Task directions: From the entries below, gather each line containing the word "with".

START Data

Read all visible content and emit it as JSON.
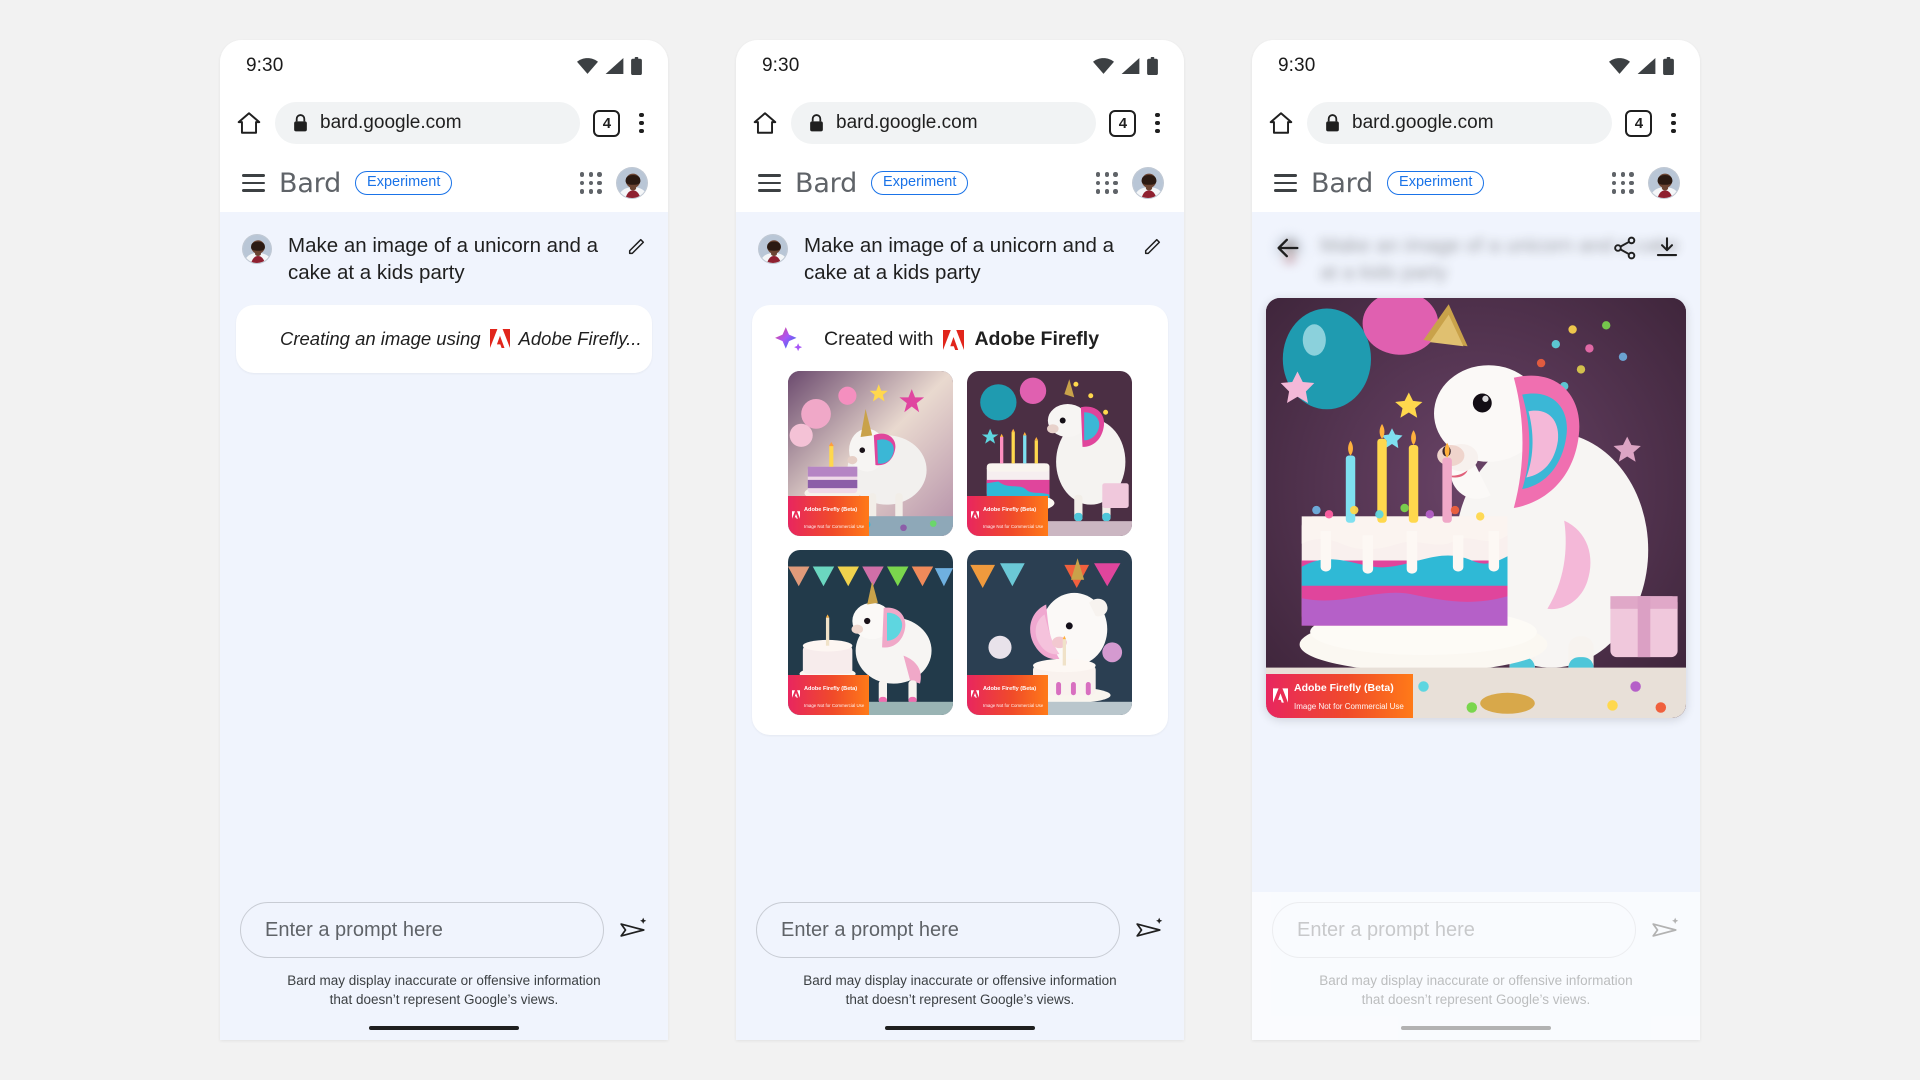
{
  "background_color": "#f2f2f2",
  "accent_color": "#1a73e8",
  "chat_bg_color": "#f0f4fd",
  "status_bar": {
    "time": "9:30",
    "icons": [
      "wifi-icon",
      "cellular-signal-icon",
      "battery-icon"
    ]
  },
  "browser": {
    "home_icon": "home-icon",
    "lock_icon": "lock-icon",
    "url": "bard.google.com",
    "tab_count": "4",
    "menu_icon": "kebab-menu-icon"
  },
  "app_bar": {
    "menu_icon": "hamburger-menu-icon",
    "title": "Bard",
    "badge": "Experiment",
    "apps_icon": "google-apps-grid-icon",
    "avatar": "user-avatar"
  },
  "conversation": {
    "user_prompt": "Make an image of a unicorn and a cake at a kids party",
    "edit_icon": "pencil-edit-icon"
  },
  "panel1": {
    "loading_text": "Creating an image using",
    "provider": "Adobe Firefly...",
    "sparkle_icon": "sparkle-icon",
    "adobe_icon": "adobe-logo-icon"
  },
  "panel2": {
    "result_prefix": "Created with",
    "provider": "Adobe Firefly",
    "sparkle_icon": "sparkle-icon",
    "adobe_icon": "adobe-logo-icon",
    "image_count": 4,
    "image_alts": [
      "Unicorn with rainbow mane beside a purple layer cake with balloons",
      "Unicorn beside rainbow cake with five lit candles and gifts",
      "Unicorn with pastel mane beside tiered cake under party bunting",
      "Unicorn with pink mane beside drip cake with candle and balloons"
    ]
  },
  "panel3": {
    "back_icon": "back-arrow-icon",
    "share_icon": "share-icon",
    "download_icon": "download-icon",
    "hero_alt": "Large unicorn beside rainbow birthday cake with four lit candles"
  },
  "watermark": {
    "line1": "Adobe Firefly (Beta)",
    "line2": "Image Not for Commercial Use",
    "gradient_from": "#e8265f",
    "gradient_to": "#ff7a18"
  },
  "composer": {
    "placeholder": "Enter a prompt here",
    "value": "",
    "send_icon": "send-sparkle-icon"
  },
  "disclaimer": "Bard may display inaccurate or offensive information that doesn’t represent Google’s views.",
  "home_indicator": "home-indicator-bar"
}
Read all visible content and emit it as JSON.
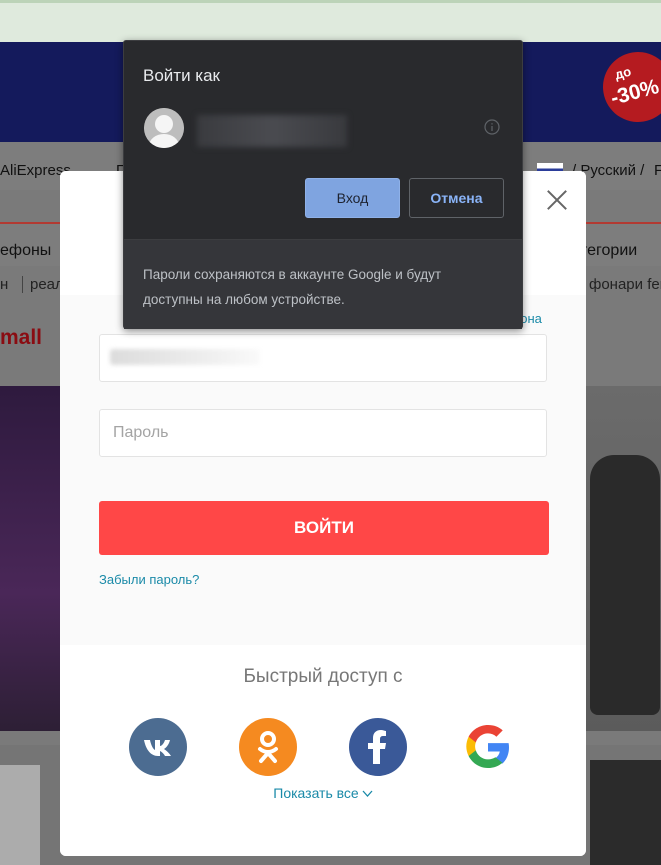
{
  "background": {
    "promo": {
      "small": "до",
      "big": "-30%"
    },
    "nav": {
      "brand": "AliExpress",
      "partial": "П",
      "language": "/ Русский /",
      "extra": "F"
    },
    "categories": {
      "left": "ефоны",
      "right": "тегории"
    },
    "subrow": {
      "left1": "н",
      "left2": "реал",
      "right": "фонари fer"
    },
    "tmall": "mall"
  },
  "login_modal": {
    "phone_link": "рона",
    "password_placeholder": "Пароль",
    "login_button": "ВОЙТИ",
    "forgot_password": "Забыли пароль?",
    "quick_access_title": "Быстрый доступ с",
    "social": [
      {
        "name": "vk",
        "icon": "vk-icon",
        "color": "#4c6c91"
      },
      {
        "name": "odnoklassniki",
        "icon": "odnoklassniki-icon",
        "color": "#f58a20"
      },
      {
        "name": "facebook",
        "icon": "facebook-icon",
        "color": "#3a5998"
      },
      {
        "name": "google",
        "icon": "google-icon",
        "color": "#4285f4"
      }
    ],
    "show_all": "Показать все"
  },
  "google_prompt": {
    "title": "Войти как",
    "login_button": "Вход",
    "cancel_button": "Отмена",
    "footer": "Пароли сохраняются в аккаунте Google и будут доступны на любом устройстве."
  }
}
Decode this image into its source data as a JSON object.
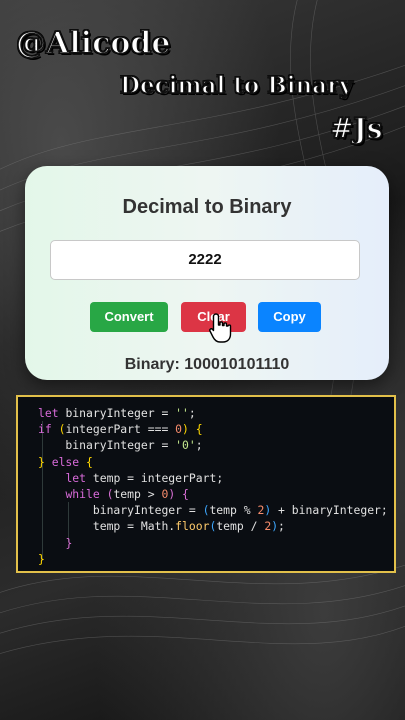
{
  "overlay": {
    "handle": "@Alicode",
    "title": "Decimal to Binary",
    "tag": "#Js"
  },
  "app": {
    "heading": "Decimal to Binary",
    "input_value": "2222",
    "buttons": {
      "convert": "Convert",
      "clear": "Clear",
      "copy": "Copy"
    },
    "result_label": "Binary:",
    "result_value": "100010101110"
  },
  "code": {
    "lines": [
      "let binaryInteger = '';",
      "if (integerPart === 0) {",
      "    binaryInteger = '0';",
      "} else {",
      "    let temp = integerPart;",
      "    while (temp > 0) {",
      "        binaryInteger = (temp % 2) + binaryInteger;",
      "        temp = Math.floor(temp / 2);",
      "    }",
      "}"
    ]
  },
  "colors": {
    "convert": "#28a745",
    "clear": "#dc3545",
    "copy": "#0a84ff",
    "code_border": "#e2c04a"
  }
}
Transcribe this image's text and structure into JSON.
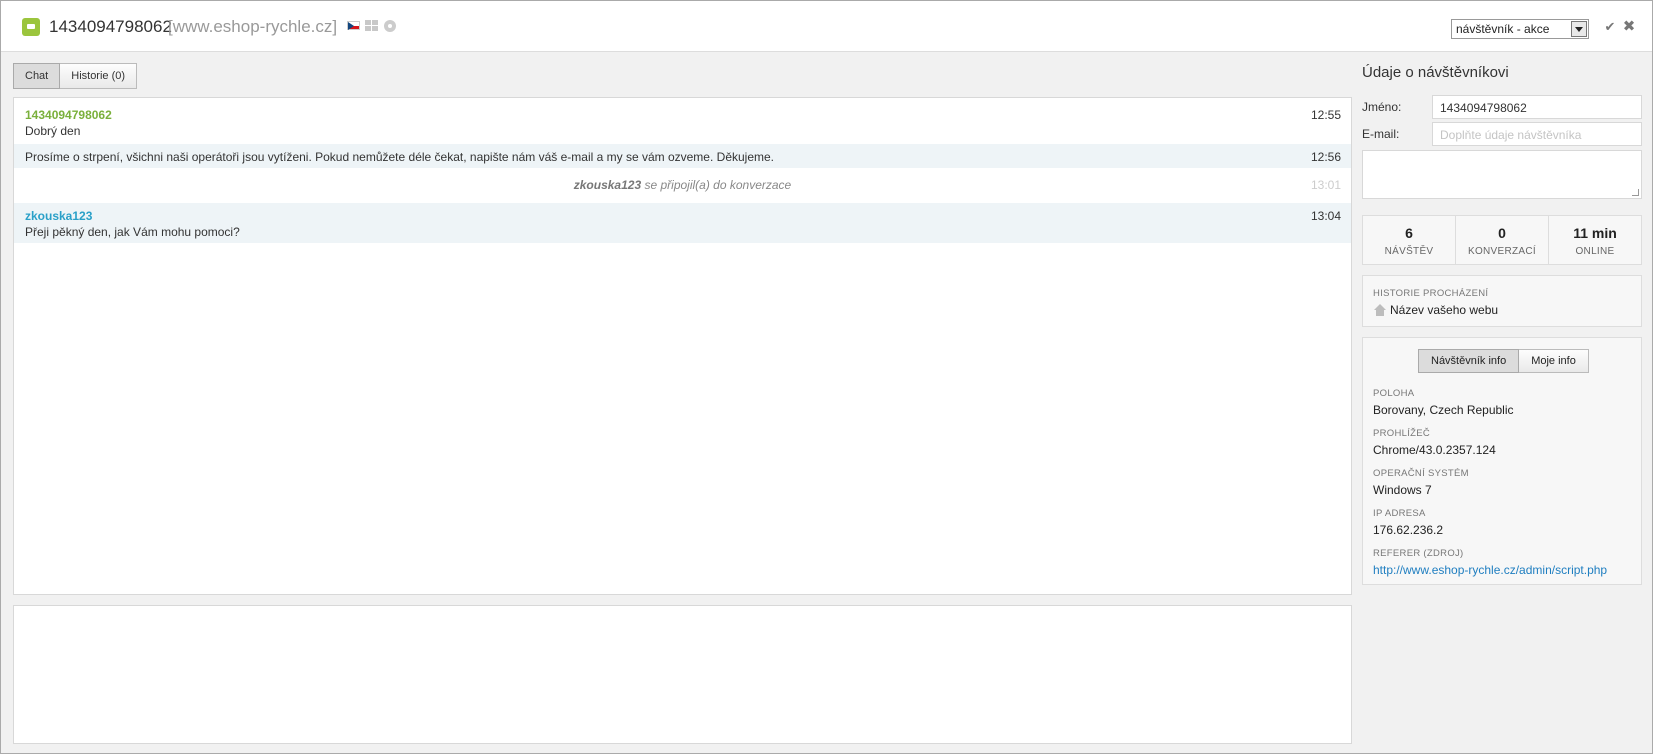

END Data

Result for this exercise:
    "result_prefix": "Created with",
      "Unicorn with rainbow mane beside a purple layer cake with balloons",
      "Unicorn beside rainbow cake with five lit candles and gifts",
      "Unicorn with pastel mane beside tiered cake under party bunting",
      "Unicorn with pink mane beside drip cake with candle and balloons"
    "hero_alt": "Large unicorn beside rainbow birthday cake with four lit candles"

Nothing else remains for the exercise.